New Orleans awoke to an unusually cold, dreary day, lists of cancellations and the sting of a Saints loss that doesn’t quite sit right.

But then again, there’s gumbo.

Forget that business about lemons to lemonade. On a day like today, gumbo is comfort food and coping mechanism rolled into one. It's a taste of home and a big bowl of feel better.

I started thinking about gumbo as soon as the weather forecasts were rolling in. The one that got away in Atlanta last night sealed the deal. Lunch today will be gumbo; lunch today must be gumbo.

That’s settled, but what type? The call for gumbo doesn’t not necessarily have one answer, not for me.

Of course if you have access to home-cooked gumbo today, the search is over. Alas I do not and so the wheels start turning.  

The cold and wet brings to mind chicken and sausage gumbo, something thick, saddle brown and smoky with big chunks of andouille. It’s the gumbo ya ya at Mr. B’s Bistro in the French Quarter and High Hat Café on Freret Street, the gumbo that perseveres always on the menu (including the quick deli lunch menu) at K-Paul’s Louisiana Kitchen, and the gumbos that add a little something else, like the tasso, chicken and sausage at Herbsaint (or if we're seeing this through to dinner, the rabbit with sausage at Brigtsen's, the duck and sausage at Upperline). 

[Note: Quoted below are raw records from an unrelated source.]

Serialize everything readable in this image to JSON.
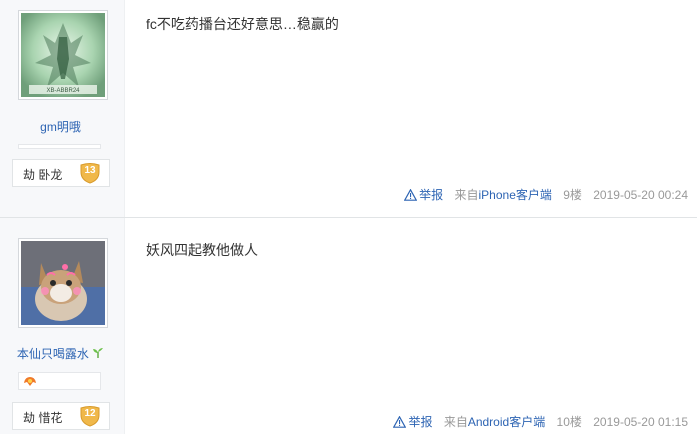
{
  "posts": [
    {
      "username": "gm明哦",
      "avatar_text": "XB-ABBR24",
      "level_name": "劫 卧龙",
      "level_number": "13",
      "content": "fc不吃药播台还好意思…稳赢的",
      "report_label": "举报",
      "source_prefix": "来自",
      "source_client": "iPhone客户端",
      "floor": "9楼",
      "timestamp": "2019-05-20 00:24"
    },
    {
      "username": "本仙只喝露水",
      "level_name": "劫 惜花",
      "level_number": "12",
      "content": "妖风四起教他做人",
      "report_label": "举报",
      "source_prefix": "来自",
      "source_client": "Android客户端",
      "floor": "10楼",
      "timestamp": "2019-05-20 01:15"
    }
  ],
  "colors": {
    "link": "#2d64b3",
    "meta_text": "#999999",
    "badge_gold": "#f0b84a"
  }
}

Advocate photo by Ryan Hodgson-Rigsbee -- A crab claw finishes the seafood gumbo at Avery's on Tulane.

But then seafood gumbo has its own appeal, one from that deep intermingling of shrimp and crab. The version at Avery’s on Tulane recently reminded me why I love seafood gumbo in particular. The house style at Creole-Italian eateries like Mandina's carries the torch through generations.

But maybe the answer is in a different category, Creole gumbo, the most distinctly New Orleans of all gumbo variations. It’s the crucial mix of Creole hot sausage, at least a few other meats and different types of seafood in a roux that is dark, soupy, substantial and slurp-able.

It’s at the old school classics Dooky Chase’s and Li’l Dizzy’s and newer additions like Neyow’s and the Munch Factory. It’s Mia Moore-Henry’s family gumbo at Café Dauphine in the Lower Ninth Ward, it’s the late Billy Gruber’s legacy gumbo at Liuzza’s by the Track, with the seafood added just before service, and it's the recently-returned gumbo at Dunbar’s Creole Cuisine.

It’s gumbo. It’s what New Orleans need on a day like today. Is it lunch time yet?

Follow Ian McNulty on Twitter, @IanMcNultyNOLA.